Dakota Datebook: Red Kate

Today marks the anniversary of the death of Kate Richards, who died in 1948 at the age of 71. Also known as Red Kate, her brush with North Dakota made history.

She was born in 1876 to Kansas farmers who were forced off their farm after an economic depression and then a drought in 1887. The family moved to a poor section of Kansas City, where they barely managed to survive.

In 1894, while Kate was working as a machinist, she met Mother Jones, who introduced her to socialism. The devastation her family had experienced in losing their farm made her ripe for the picking, and Kate became active in the movement. A year later, she met Eugene V. Debs, another noted socialist, and within five years Kate and her father co-founded the Socialist Labor Party.

Kate also founded the Socialist Party of America and married Frank O’Hare, a St. Louis socialist. The couple lectured on socialism around the country and organized as they went. Despite the birth of four children, Kate kept touring, often for whole summers at a time. Her popularity was second only to Eugene Debs, and she twice ran for political office, even though women couldn’t even vote yet.

At the onset of World War I, Woodrow Wilson called for 500 thousand volunteers, but he received only a couple thousand. Under the infamous “Red Scare,” Congress created bills giving the government increased power while also suppressing the rights of American citizens. The 1917 Espionage Act prohibited, among other things, interfering with efforts to recruit army volunteers.

In 1918, they also passed the Sedition Act, which made it a federal crime to criticize the government or Constitution. Even writing personal letters to a friend or relative was illegal if one’s opinion was critical of the government. Attorney General Palmer and his assistant J. Edgar Hoover used both acts to their advantage as they mounted campaigns against liberals and so-called radicals.

Meanwhile, Kate Richards O’Hare was firmly against World War I and was touring the country to say so. On July 17, 1917, she was in Bowman, North Dakota, giving her speech for the 76th time, when she was arrested under the Espionage Act for hindering army recruitment. She was put on trial in Bismarck, found guilty, and sentenced to five years in prison.

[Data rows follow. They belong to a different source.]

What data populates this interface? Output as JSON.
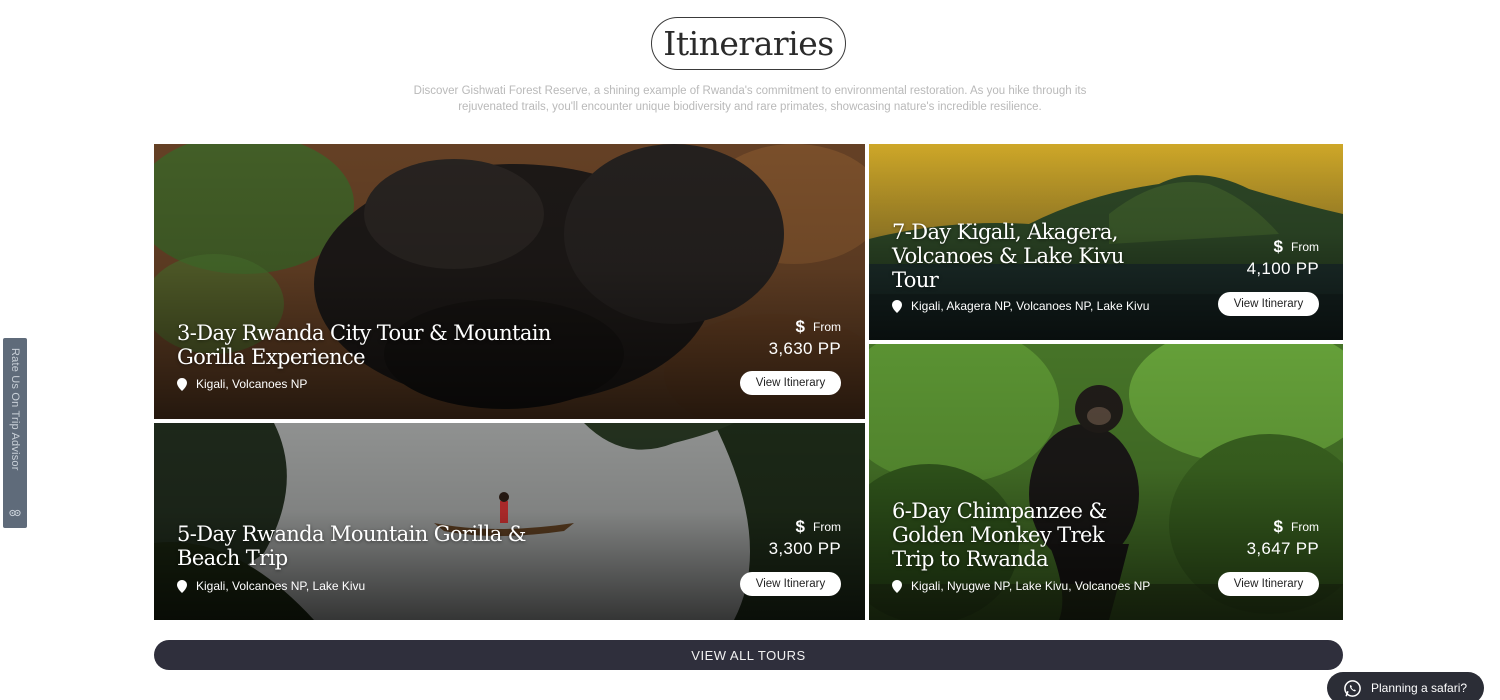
{
  "section": {
    "heading": "Itineraries",
    "intro_line1": "Discover Gishwati Forest Reserve, a shining example of Rwanda's commitment to environmental restoration. As you hike through its",
    "intro_line2": "rejuvenated trails, you'll encounter unique biodiversity and rare primates, showcasing nature's incredible resilience."
  },
  "tours": [
    {
      "title_line1": "3-Day Rwanda City Tour & Mountain",
      "title_line2": "Gorilla Experience",
      "location": "Kigali, Volcanoes NP",
      "currency_symbol": "$",
      "from_label": "From",
      "price": "3,630 PP",
      "button": "View Itinerary"
    },
    {
      "title_line1": "7-Day Kigali, Akagera,",
      "title_line2": "Volcanoes & Lake Kivu",
      "title_line3": "Tour",
      "location": "Kigali, Akagera NP, Volcanoes NP, Lake Kivu",
      "currency_symbol": "$",
      "from_label": "From",
      "price": "4,100 PP",
      "button": "View Itinerary"
    },
    {
      "title_line1": "5-Day Rwanda Mountain Gorilla &",
      "title_line2": "Beach Trip",
      "location": "Kigali, Volcanoes NP, Lake Kivu",
      "currency_symbol": "$",
      "from_label": "From",
      "price": "3,300 PP",
      "button": "View Itinerary"
    },
    {
      "title_line1": "6-Day Chimpanzee &",
      "title_line2": "Golden Monkey Trek",
      "title_line3": "Trip to Rwanda",
      "location": "Kigali, Nyugwe NP, Lake Kivu, Volcanoes NP",
      "currency_symbol": "$",
      "from_label": "From",
      "price": "3,647 PP",
      "button": "View Itinerary"
    }
  ],
  "view_all": "VIEW ALL TOURS",
  "side_tab": {
    "label": "Rate Us On Trip Advisor",
    "icon": "tripadvisor-owl-icon"
  },
  "chat": {
    "label": "Planning a safari?",
    "icon": "whatsapp-icon"
  },
  "colors": {
    "dark_button": "#2f2f3c",
    "chat_bg": "#2b2d36",
    "side_tab": "#5f6b7a",
    "intro_text": "#b9b9b9"
  }
}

In May 1920 she was set free when her sentence was commuted. In response to her experience, she went to Washington to loudly protest the treatment of those opposed to the war and to call on the government to honor people’s constitutional rights.

The following year, both the Espionage Act and the Sedition Acts were repealed as unconstitutional, and Red Kate turned her attention elsewhere. She became active in prison reform … bringing to mind her experience, one day in 1917, in Bowman, North Dakota.

“Dakota Datebook” is a radio series from Prairie Public in partnership with the State Historical Society of North Dakota and with funding from the North Dakota Humanities Council. See all the Dakota Datebooks at prairiepublic.org.